*DATASET*
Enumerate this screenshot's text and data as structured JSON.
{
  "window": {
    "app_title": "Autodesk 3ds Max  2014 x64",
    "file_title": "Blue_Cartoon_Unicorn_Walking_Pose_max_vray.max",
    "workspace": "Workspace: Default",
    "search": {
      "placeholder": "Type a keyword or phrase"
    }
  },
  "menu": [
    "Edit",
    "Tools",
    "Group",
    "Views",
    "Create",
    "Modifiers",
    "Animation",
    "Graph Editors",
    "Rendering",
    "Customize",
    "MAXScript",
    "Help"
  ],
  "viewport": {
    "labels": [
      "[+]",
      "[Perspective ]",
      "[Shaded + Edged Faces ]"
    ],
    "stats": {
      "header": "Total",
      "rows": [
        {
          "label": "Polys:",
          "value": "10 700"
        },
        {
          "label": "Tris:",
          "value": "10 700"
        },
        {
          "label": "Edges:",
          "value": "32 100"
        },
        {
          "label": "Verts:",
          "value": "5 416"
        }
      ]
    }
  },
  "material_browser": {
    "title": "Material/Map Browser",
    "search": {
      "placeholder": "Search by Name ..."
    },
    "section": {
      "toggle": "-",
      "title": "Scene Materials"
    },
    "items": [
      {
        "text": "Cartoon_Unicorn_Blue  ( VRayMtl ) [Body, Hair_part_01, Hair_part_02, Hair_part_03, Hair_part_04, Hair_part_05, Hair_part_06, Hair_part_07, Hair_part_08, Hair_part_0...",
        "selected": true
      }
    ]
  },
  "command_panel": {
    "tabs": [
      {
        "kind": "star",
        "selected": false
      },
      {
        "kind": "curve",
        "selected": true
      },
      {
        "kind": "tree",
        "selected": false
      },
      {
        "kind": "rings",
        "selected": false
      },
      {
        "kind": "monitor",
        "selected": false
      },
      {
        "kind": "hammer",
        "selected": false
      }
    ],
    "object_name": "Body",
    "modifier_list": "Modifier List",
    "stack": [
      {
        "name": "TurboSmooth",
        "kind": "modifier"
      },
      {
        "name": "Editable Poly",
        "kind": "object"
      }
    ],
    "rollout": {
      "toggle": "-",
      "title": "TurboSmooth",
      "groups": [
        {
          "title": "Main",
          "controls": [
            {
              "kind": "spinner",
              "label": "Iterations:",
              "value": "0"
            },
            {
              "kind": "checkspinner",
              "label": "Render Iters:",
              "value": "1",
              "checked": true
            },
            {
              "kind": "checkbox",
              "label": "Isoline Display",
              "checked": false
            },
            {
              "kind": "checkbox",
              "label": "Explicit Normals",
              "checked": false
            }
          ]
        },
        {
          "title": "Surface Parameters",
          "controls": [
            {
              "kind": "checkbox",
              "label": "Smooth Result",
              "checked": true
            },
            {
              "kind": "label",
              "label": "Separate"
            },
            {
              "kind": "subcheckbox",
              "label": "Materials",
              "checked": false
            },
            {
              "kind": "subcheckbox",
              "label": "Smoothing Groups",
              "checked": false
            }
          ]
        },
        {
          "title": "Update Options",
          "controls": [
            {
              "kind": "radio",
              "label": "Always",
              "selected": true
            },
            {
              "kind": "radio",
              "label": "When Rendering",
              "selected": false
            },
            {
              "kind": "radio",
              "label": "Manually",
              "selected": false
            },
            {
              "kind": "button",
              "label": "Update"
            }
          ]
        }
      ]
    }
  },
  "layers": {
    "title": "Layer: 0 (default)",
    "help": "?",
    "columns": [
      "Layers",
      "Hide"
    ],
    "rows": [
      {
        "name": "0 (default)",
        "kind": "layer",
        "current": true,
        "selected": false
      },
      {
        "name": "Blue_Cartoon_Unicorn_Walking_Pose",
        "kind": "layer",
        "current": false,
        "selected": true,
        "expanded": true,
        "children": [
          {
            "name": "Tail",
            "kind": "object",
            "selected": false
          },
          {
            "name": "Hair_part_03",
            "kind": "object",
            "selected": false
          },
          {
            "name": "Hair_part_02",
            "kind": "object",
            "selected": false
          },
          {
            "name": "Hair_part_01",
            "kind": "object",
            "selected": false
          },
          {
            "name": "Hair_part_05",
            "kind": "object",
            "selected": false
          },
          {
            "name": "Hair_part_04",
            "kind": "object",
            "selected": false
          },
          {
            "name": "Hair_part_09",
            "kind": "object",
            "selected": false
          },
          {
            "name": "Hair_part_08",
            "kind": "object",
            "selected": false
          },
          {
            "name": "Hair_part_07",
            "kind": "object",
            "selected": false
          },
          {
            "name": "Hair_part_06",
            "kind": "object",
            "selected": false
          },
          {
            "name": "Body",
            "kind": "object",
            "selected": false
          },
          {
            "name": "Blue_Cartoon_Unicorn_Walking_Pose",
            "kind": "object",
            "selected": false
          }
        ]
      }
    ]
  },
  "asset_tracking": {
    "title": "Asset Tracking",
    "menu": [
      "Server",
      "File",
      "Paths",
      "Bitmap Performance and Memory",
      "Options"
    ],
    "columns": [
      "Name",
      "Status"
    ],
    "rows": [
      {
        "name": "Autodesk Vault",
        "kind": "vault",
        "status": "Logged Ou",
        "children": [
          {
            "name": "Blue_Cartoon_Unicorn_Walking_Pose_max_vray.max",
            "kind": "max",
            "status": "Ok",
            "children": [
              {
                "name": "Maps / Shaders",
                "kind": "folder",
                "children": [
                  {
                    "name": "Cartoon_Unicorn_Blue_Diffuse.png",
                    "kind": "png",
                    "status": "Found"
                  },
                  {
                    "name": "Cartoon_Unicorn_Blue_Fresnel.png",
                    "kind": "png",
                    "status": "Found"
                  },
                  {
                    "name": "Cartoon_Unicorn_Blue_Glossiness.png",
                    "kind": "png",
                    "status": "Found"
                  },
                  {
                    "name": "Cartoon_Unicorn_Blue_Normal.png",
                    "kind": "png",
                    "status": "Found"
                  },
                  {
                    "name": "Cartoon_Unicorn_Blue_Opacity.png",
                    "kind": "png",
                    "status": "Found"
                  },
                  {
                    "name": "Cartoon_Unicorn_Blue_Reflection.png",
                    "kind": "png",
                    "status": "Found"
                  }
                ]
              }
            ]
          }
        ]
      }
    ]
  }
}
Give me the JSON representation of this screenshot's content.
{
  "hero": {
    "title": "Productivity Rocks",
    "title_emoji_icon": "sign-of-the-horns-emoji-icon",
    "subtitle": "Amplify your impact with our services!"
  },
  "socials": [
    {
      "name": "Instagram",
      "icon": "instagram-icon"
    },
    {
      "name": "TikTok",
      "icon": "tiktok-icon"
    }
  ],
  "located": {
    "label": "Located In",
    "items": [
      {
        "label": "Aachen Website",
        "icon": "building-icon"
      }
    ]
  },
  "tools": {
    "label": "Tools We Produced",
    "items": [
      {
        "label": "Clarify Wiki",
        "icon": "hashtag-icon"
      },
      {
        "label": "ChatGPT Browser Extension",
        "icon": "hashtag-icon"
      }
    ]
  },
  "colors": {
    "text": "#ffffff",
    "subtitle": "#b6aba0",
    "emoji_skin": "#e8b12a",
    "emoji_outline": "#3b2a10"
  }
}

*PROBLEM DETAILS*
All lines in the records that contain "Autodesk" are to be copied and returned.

*EXERCISE ANSWER*
    "app_title": "Autodesk 3ds Max  2014 x64",
        "name": "Autodesk Vault",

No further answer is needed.